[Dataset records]
◆ ◆ ◆ ◆ ◆ ◆ ◆

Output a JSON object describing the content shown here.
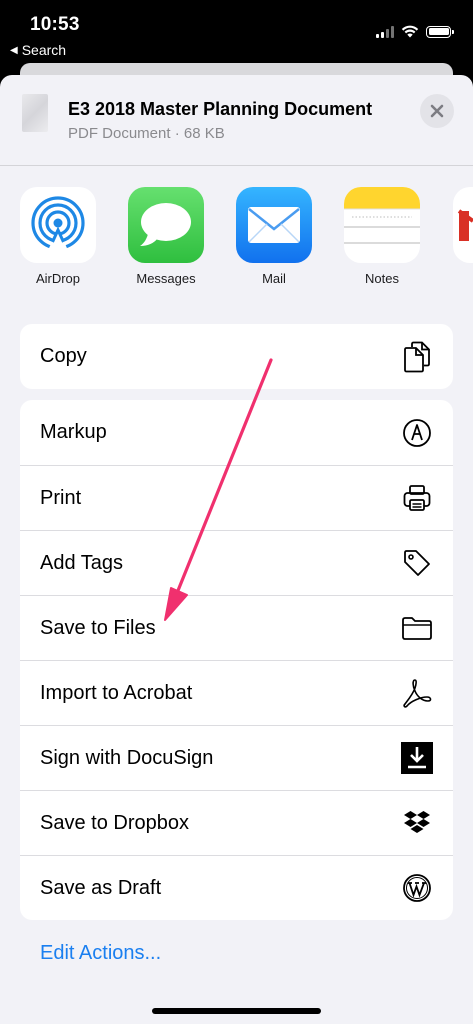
{
  "status_bar": {
    "time": "10:53",
    "back_label": "Search"
  },
  "share_header": {
    "title": "E3 2018 Master Planning Document",
    "subtitle": "PDF Document · 68 KB"
  },
  "apps": [
    {
      "label": "AirDrop"
    },
    {
      "label": "Messages"
    },
    {
      "label": "Mail"
    },
    {
      "label": "Notes"
    }
  ],
  "actions_group_1": [
    {
      "label": "Copy",
      "icon": "copy-icon"
    }
  ],
  "actions_group_2": [
    {
      "label": "Markup",
      "icon": "markup-icon"
    },
    {
      "label": "Print",
      "icon": "printer-icon"
    },
    {
      "label": "Add Tags",
      "icon": "tag-icon"
    },
    {
      "label": "Save to Files",
      "icon": "folder-icon"
    },
    {
      "label": "Import to Acrobat",
      "icon": "acrobat-icon"
    },
    {
      "label": "Sign with DocuSign",
      "icon": "docusign-icon"
    },
    {
      "label": "Save to Dropbox",
      "icon": "dropbox-icon"
    },
    {
      "label": "Save as Draft",
      "icon": "wordpress-icon"
    }
  ],
  "edit_actions_label": "Edit Actions...",
  "colors": {
    "accent": "#1a7ff0",
    "annotation_arrow": "#f0306e",
    "sheet_bg": "#f2f2f7"
  }
}
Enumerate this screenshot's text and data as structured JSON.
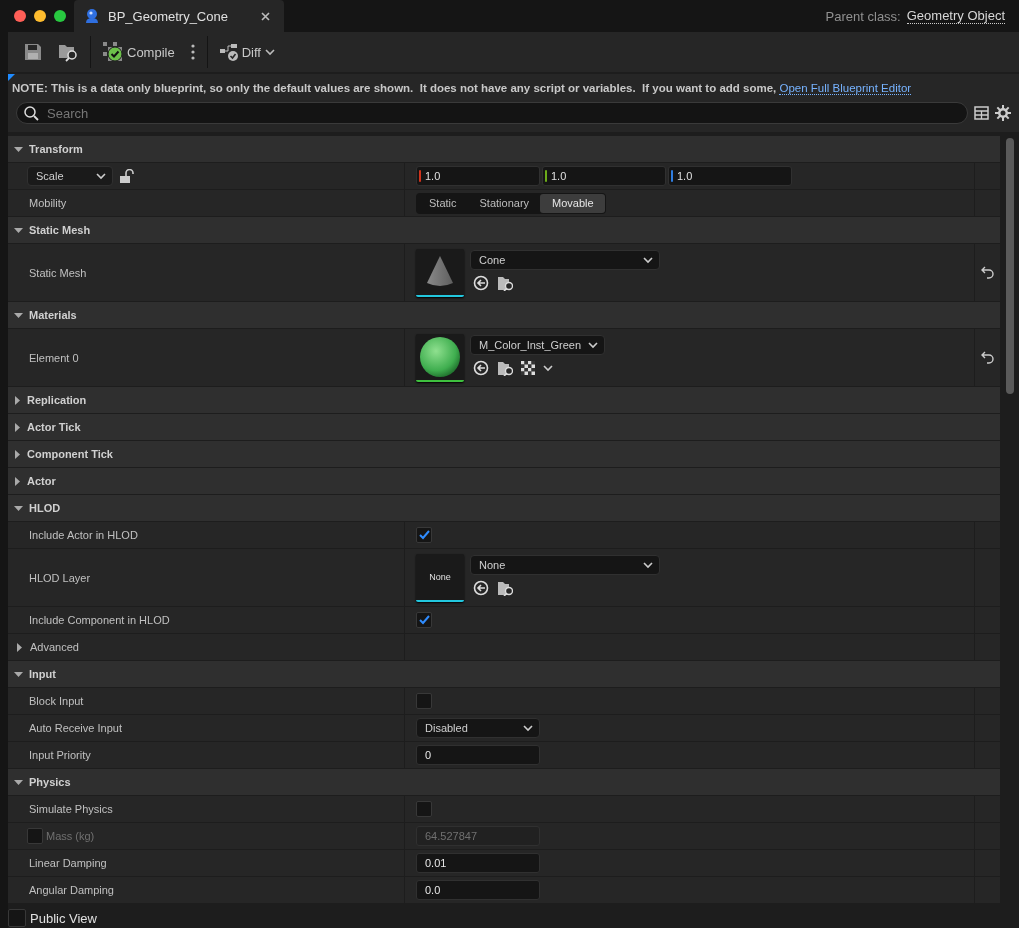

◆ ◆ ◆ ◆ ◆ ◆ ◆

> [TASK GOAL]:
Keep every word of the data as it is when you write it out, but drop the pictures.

> [EXERCISE SOLUTION]:
Output a JSON object describing the content shown here.
{
  "status_bar": {
    "time": "10:53",
    "back_label": "Search"
  },
  "share_header": {
    "title": "E3 2018 Master Planning Document",
    "subtitle": "PDF Document · 68 KB"
  },
  "apps": [
    {
      "label": "AirDrop"
    },
    {
      "label": "Messages"
    },
    {
      "label": "Mail"
    },
    {
      "label": "Notes"
    }
  ],
  "actions_group_1": [
    {
      "label": "Copy",
      "icon": "copy-icon"
    }
  ],
  "actions_group_2": [
    {
      "label": "Markup",
      "icon": "markup-icon"
    },
    {
      "label": "Print",
      "icon": "printer-icon"
    },
    {
      "label": "Add Tags",
      "icon": "tag-icon"
    },
    {
      "label": "Save to Files",
      "icon": "folder-icon"
    },
    {
      "label": "Import to Acrobat",
      "icon": "acrobat-icon"
    },
    {
      "label": "Sign with DocuSign",
      "icon": "docusign-icon"
    },
    {
      "label": "Save to Dropbox",
      "icon": "dropbox-icon"
    },
    {
      "label": "Save as Draft",
      "icon": "wordpress-icon"
    }
  ],
  "edit_actions_label": "Edit Actions...",
  "colors": {
    "accent": "#1a7ff0",
    "annotation_arrow": "#f0306e",
    "sheet_bg": "#f2f2f7"
  }
}
Enumerate this screenshot's text and data as structured JSON.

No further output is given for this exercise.